Meanwhile, some cruise lines are blending specialty dining and entertainment with new programming. MSC Cruises, for example, is bringing Cirque du Soleil at Sea to the recently launched MSC Meraviglia, which will depart from the U.S. beginning next October. Clients will be able to marvel at dramatic and whimsical acrobatics. “Sonor” and “Viaggio” are two separate shows that can be booked for an extra fee to enjoy following dinner or cocktails.
Additionally, Celebrity’s highly anticipated Celebrity Edge will highlight its Eden venue come this December. I enjoyed a preview of the Eve at Eden experience (available for an additional fee), which shed light on the hybrid venue. The theatric performance brings to life a story of good versus evil amid the service of thematically matched food.
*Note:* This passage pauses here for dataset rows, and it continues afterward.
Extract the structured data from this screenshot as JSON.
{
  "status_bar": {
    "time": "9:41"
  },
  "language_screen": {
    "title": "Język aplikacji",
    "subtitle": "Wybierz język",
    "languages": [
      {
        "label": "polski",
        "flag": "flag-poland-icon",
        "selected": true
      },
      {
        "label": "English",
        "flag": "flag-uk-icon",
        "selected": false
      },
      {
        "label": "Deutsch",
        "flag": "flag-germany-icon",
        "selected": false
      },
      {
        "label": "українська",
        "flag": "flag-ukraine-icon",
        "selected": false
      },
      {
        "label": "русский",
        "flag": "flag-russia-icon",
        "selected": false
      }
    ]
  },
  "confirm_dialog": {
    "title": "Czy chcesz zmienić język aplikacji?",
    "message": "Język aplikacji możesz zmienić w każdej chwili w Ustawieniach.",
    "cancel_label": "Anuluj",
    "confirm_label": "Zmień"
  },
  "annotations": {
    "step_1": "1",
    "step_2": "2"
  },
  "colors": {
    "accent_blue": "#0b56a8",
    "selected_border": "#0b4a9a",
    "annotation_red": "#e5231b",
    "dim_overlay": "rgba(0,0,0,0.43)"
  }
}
For example, Descending Frost is an epic appetizer of sea urchin, fluke fish, shiso leaf and spicy melon transparently plated above a live goldfish bowl and finished with dry ice shavings.
Richard D. Fain, chairman and CEO of Royal Caribbean Cruises Ltd., makes a point of saying Eden goes beyond dinner theater to become “performance dining.” So-called “Edenists” populate the venue, delighting passengers with performances and interactive invitations to join in. The evening has an ethereal quality that is both relaxing and stimulating.
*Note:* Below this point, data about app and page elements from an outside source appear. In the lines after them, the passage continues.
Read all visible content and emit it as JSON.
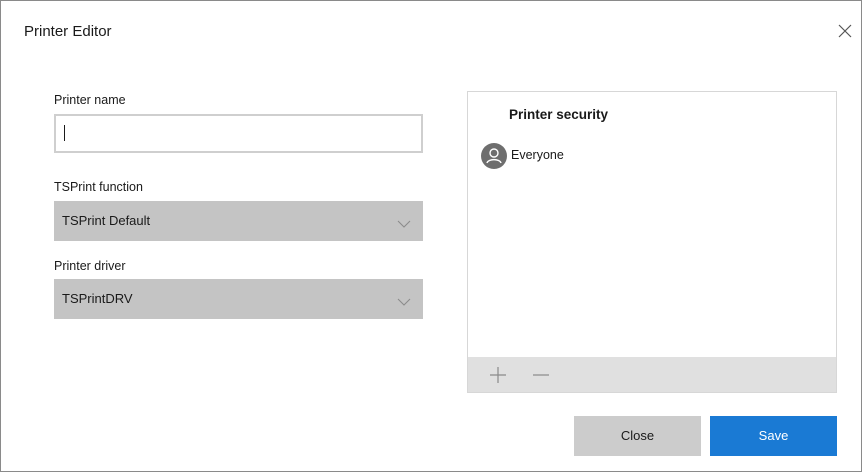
{
  "window": {
    "title": "Printer Editor",
    "close_icon": "close-icon"
  },
  "form": {
    "printer_name_label": "Printer name",
    "printer_name_value": "",
    "function_label": "TSPrint function",
    "function_value": "TSPrint Default",
    "driver_label": "Printer driver",
    "driver_value": "TSPrintDRV"
  },
  "security": {
    "title": "Printer security",
    "items": [
      {
        "name": "Everyone",
        "icon": "user-icon"
      }
    ],
    "toolbar": {
      "add_icon": "plus-icon",
      "remove_icon": "minus-icon"
    }
  },
  "buttons": {
    "close_label": "Close",
    "save_label": "Save"
  },
  "colors": {
    "accent": "#1a7ad4",
    "select_bg": "#c4c4c4",
    "secondary_button": "#cccccc",
    "toolbar_bg": "#e0e0e0"
  }
}
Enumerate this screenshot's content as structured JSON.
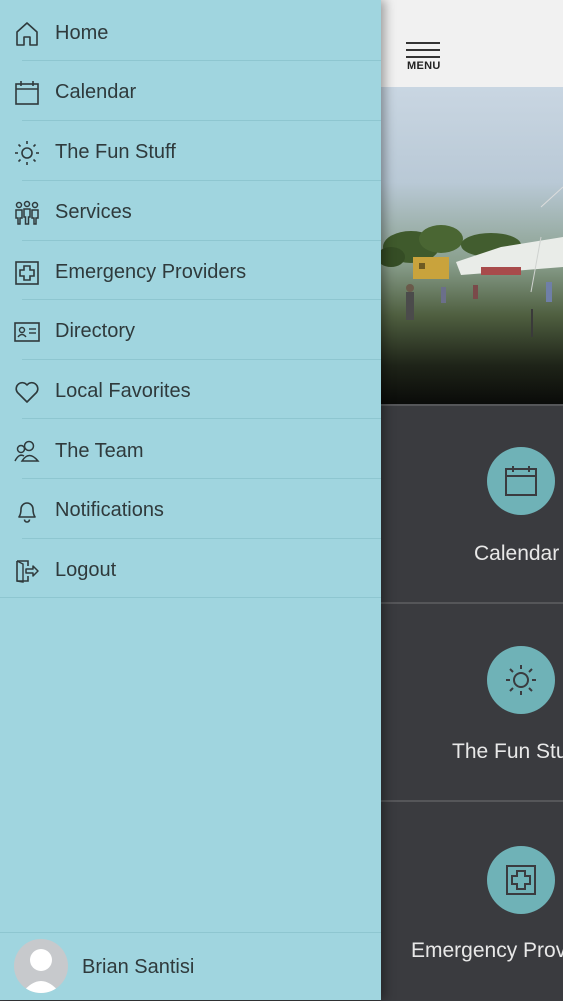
{
  "drawer": {
    "items": [
      {
        "label": "Home",
        "icon": "home-icon"
      },
      {
        "label": "Calendar",
        "icon": "calendar-icon"
      },
      {
        "label": "The Fun Stuff",
        "icon": "sun-icon"
      },
      {
        "label": "Services",
        "icon": "people-group-icon"
      },
      {
        "label": "Emergency Providers",
        "icon": "medical-cross-icon"
      },
      {
        "label": "Directory",
        "icon": "id-card-icon"
      },
      {
        "label": "Local Favorites",
        "icon": "heart-icon"
      },
      {
        "label": "The Team",
        "icon": "team-icon"
      },
      {
        "label": "Notifications",
        "icon": "bell-icon"
      },
      {
        "label": "Logout",
        "icon": "logout-icon"
      }
    ],
    "user": {
      "name": "Brian Santisi"
    }
  },
  "app": {
    "menu_label": "MENU",
    "tiles": [
      {
        "label": "Calendar",
        "icon": "calendar-icon"
      },
      {
        "label": "The Fun Stuff",
        "icon": "sun-icon"
      },
      {
        "label": "Emergency Providers",
        "icon": "medical-cross-icon"
      }
    ]
  },
  "colors": {
    "drawer": "#a0d5df",
    "accent": "#6fb2b7",
    "dark": "#3a3b3f"
  }
}
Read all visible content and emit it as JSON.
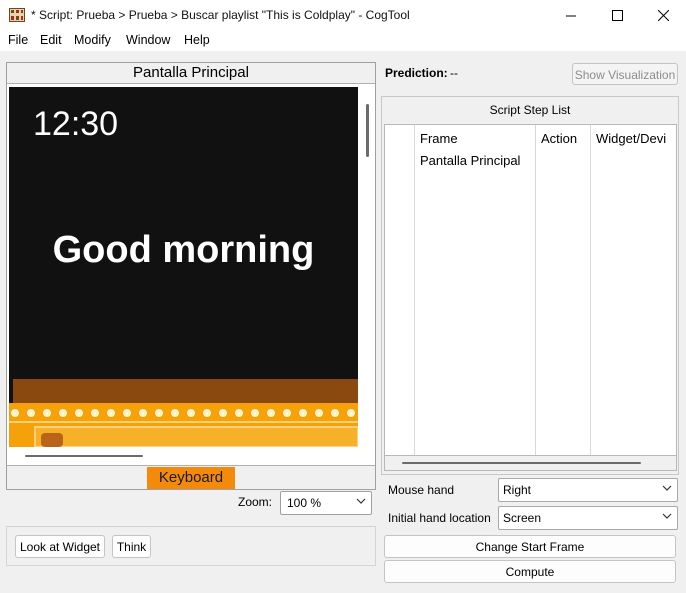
{
  "window": {
    "title": "* Script: Prueba > Prueba > Buscar playlist \"This is Coldplay\" - CogTool",
    "controls": [
      "minimize",
      "maximize",
      "close"
    ]
  },
  "menu": [
    "File",
    "Edit",
    "Modify",
    "Window",
    "Help"
  ],
  "frame": {
    "title": "Pantalla Principal",
    "clock": "12:30",
    "greeting": "Good morning",
    "keyboard_label": "Keyboard"
  },
  "zoom": {
    "label": "Zoom:",
    "value": "100 %"
  },
  "left_buttons": {
    "look": "Look at Widget",
    "think": "Think"
  },
  "prediction": {
    "label": "Prediction:",
    "value": "--",
    "show_visualization": "Show Visualization"
  },
  "script_steps": {
    "title": "Script Step List",
    "columns": [
      "Frame",
      "Action",
      "Widget/Devi"
    ],
    "rows": [
      {
        "frame": "Pantalla Principal",
        "action": "",
        "widget": ""
      }
    ]
  },
  "settings": {
    "mouse_hand_label": "Mouse hand",
    "mouse_hand_value": "Right",
    "hand_location_label": "Initial hand location",
    "hand_location_value": "Screen"
  },
  "actions": {
    "change_start_frame": "Change Start Frame",
    "compute": "Compute"
  },
  "colors": {
    "keyboard_widget": "#f48a0c",
    "frame_background": "#111111",
    "pattern_orange": "#f5a20a"
  },
  "icons": [
    "cogtool-app-icon",
    "minimize-icon",
    "maximize-icon",
    "close-icon",
    "chevron-down-icon"
  ]
}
And it’s all just the start of amazing specialty entertainment that is still yet to come.
AquaDuck Aqua CoasterOnboard: Disney Cruise Line’s Disney Dream and Disney FantasyStats: Some 765 feet long; loop cantilevers 12 feet over the ship and about 150 feet above the ocean; 335-foot-long river rapids; approximately 10,000 gallons of water per minute propels riders
AquaDunk Free-Fall WaterslideOnboard: Disney’s Disney MagicStats: Starts on Deck 13; bottom-drops-out launch; 37-foot-tall descent; 20-foot cantilevered loop; Deck 10 finale
IMAX TheatreOnboard: Carnival Cruise Line’s Carnival Vista and Carnival HorizonStats: Three-deck-high screen; 182-seat auditorium; screen made up of three panels weighing 7,300 pounds in total
North Star Crane PodOnboard: Royal Caribbean International’s Quantum of the Seas, Anthem of the Seas, Ovation of the Seas and soon-to-be Spectrum of the SeasStats: 15-minute ride; more than 300 feet above sea level; 360-degree views
Ocean Loops Free-Fall WaterslideOnboard: Norwegian Cruise Line (NCL)’s Norwegian Bliss and Norwegian JoyStats: 276 feet long; 35 feet tall; suspended 159 feet above the waterline and cantilevered 11 feet off the ship; speeds up to 35.8 mph for an average ride time of 10 seconds
Race TrackOnboard: NCL’s Bliss and JoyStats: 984-foot-long track with nine hairpin turns and 10 karts per race; speeds up to 30 mph; eight-minute duration for eight laps
RipCord by iFly Skydiving SimulatorOnboard: Royal Caribbean’s Quantum, Anthem, Ovation and Spectrum Stats: 23-foot-tall glass flight chamber; wind tunnel speeds can top more than 100 mph
SkyRide Suspended Cycling CourseOnboard: Carnival’s Vista, Horizon and soon-to-be Carnival PanoramaStats: Speeds up to 18 mph; two racing lanes; 800-foot-long track; 14 decks above the ocean
The Ultimate Abyss SlideOnboard: Royal Caribbean’s Harmony of the Seas and Symphony of the SeasStats: 10-story descent; 150 feet above sea level; 27-degree incline; 13.14-second average ride time
ZiplineOnboard: MSC Cruises’ MSC Seaside and MSC SeaviewStats: 345 feet long; 50 feet high at the tallest point; speeds of 12 to 18 mph depending on rider weight and pulley settings